Clearly Google+ is trying to make a point about how active the site is but it’s depressing if your numbers don’t add up. And views are public by default so you might want to switch them off if yours are lacking.

Eat24 versus Facebook: You get what you (don’t) pay for

broken heartBy now you’ve probably heard about Eat24′s humorous but dead-on break-up letter to Facebook. “We’d love to say “It’s not you, it’s us” but it’s totally you. Not to be rude, but you aren’t the smart, funny social network we fell in love with several years back. You’ve changed. A lot.”

So true.

But to be fair, we’ve all changed. Back in the day, we had to pay to mail letters to potential customers, pay for ads in the telephone book and pay a kid to stick flyers on windshields. A lot of time, money and effort and still you’d only ever reach a small segment of the local population.

When it comes to work-related reading, LinkedIn users are rarely off the clock

time-enough-at-last-350x263Last week, LinkedIn announced their new Content Marketing Score tool which is supposed to help you make the most out of your online consumables. Today, they continued down this road with a quick look at when users like to read work-related content.
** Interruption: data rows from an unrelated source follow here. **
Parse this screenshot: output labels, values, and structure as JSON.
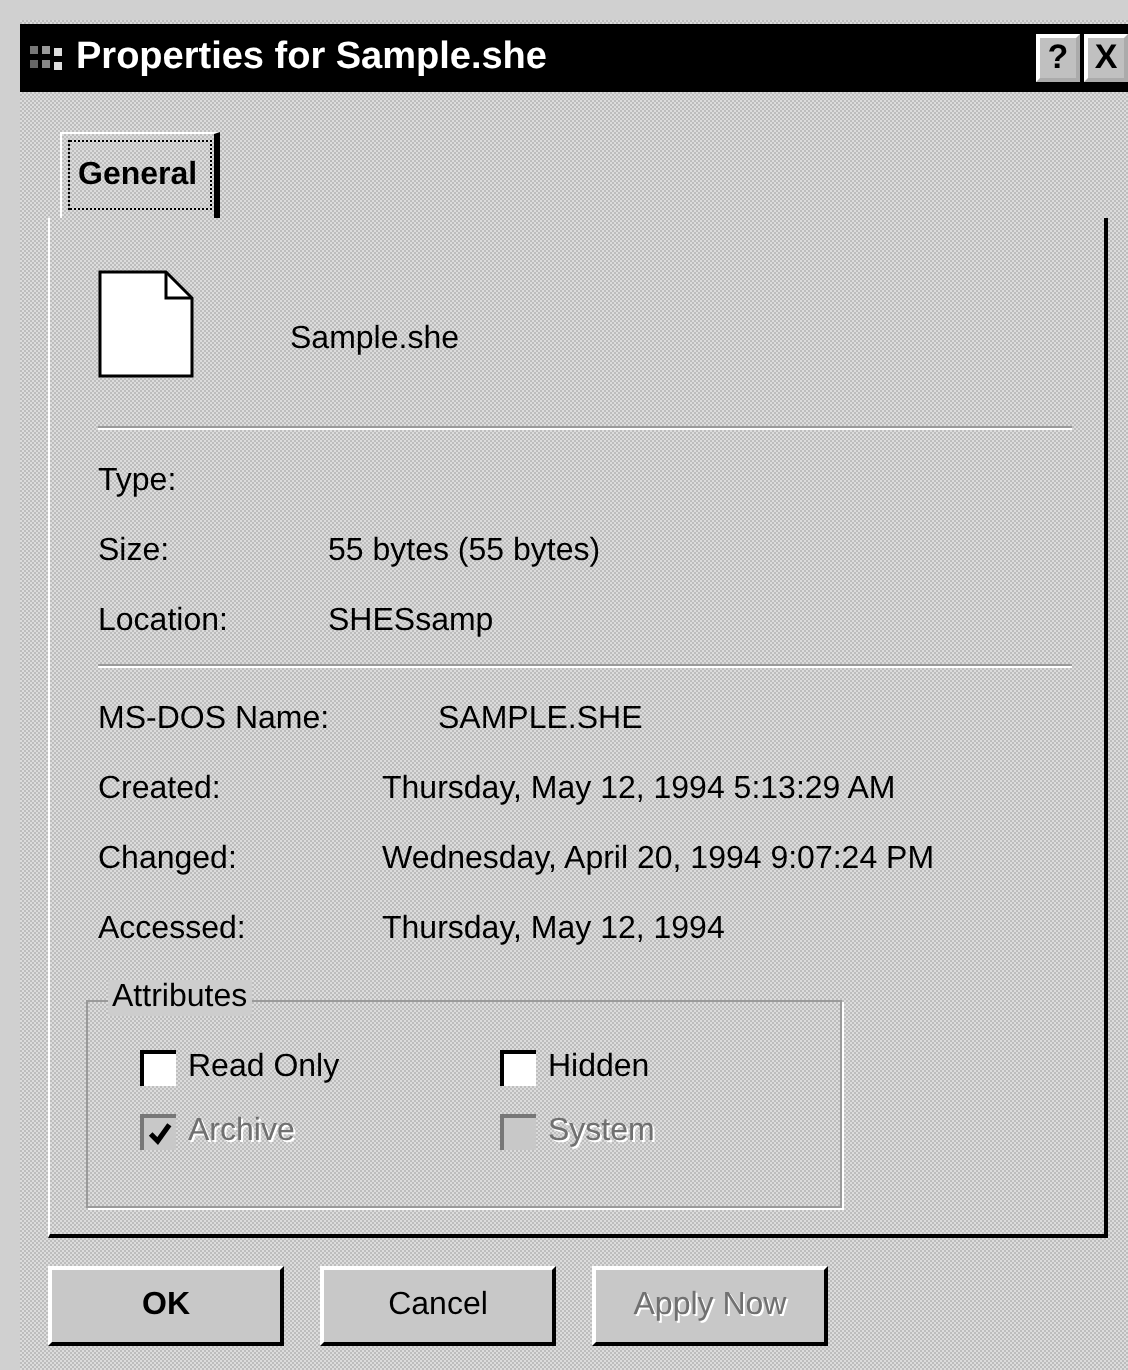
{
  "window": {
    "title": "Properties for Sample.she",
    "buttons": [
      "?",
      "X"
    ]
  },
  "tabs": [
    {
      "label": "General",
      "selected": true
    }
  ],
  "file": {
    "name": "Sample.she"
  },
  "sections": [
    {
      "rows": [
        {
          "label": "Type:"
        },
        {
          "label": "Size:",
          "value": "55 bytes (55 bytes)"
        },
        {
          "label": "Location:",
          "value": "SHESsamp"
        }
      ]
    },
    {
      "rows": [
        {
          "label": "MS-DOS Name:",
          "value": "SAMPLE.SHE",
          "kind": "wide"
        },
        {
          "label": "Created:",
          "value": "Thursday, May 12, 1994 5:13:29 AM"
        },
        {
          "label": "Changed:",
          "value": "Wednesday, April 20, 1994 9:07:24 PM"
        },
        {
          "label": "Accessed:",
          "value": "Thursday, May 12, 1994"
        }
      ]
    }
  ],
  "attributes": {
    "title": "Attributes",
    "items": [
      {
        "label": "Read Only",
        "checked": false,
        "disabled": false
      },
      {
        "label": "Hidden",
        "checked": false,
        "disabled": false
      },
      {
        "label": "Archive",
        "checked": true,
        "disabled": true
      },
      {
        "label": "System",
        "checked": false,
        "disabled": true
      }
    ]
  },
  "buttons": [
    {
      "label": "OK",
      "default": true,
      "disabled": false
    },
    {
      "label": "Cancel",
      "default": false,
      "disabled": false
    },
    {
      "label": "Apply Now",
      "default": false,
      "disabled": true
    }
  ]
}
When is important for one simple reason – there’s too much stuff and too little time. Like Henry Bemis, we’re all stuck in a world where there’s not enough time to consume all of the intriguing books, blog posts and papers. Because of that, we’re forced to pick, choose and prioritize based on what lands in front of us at any given moment.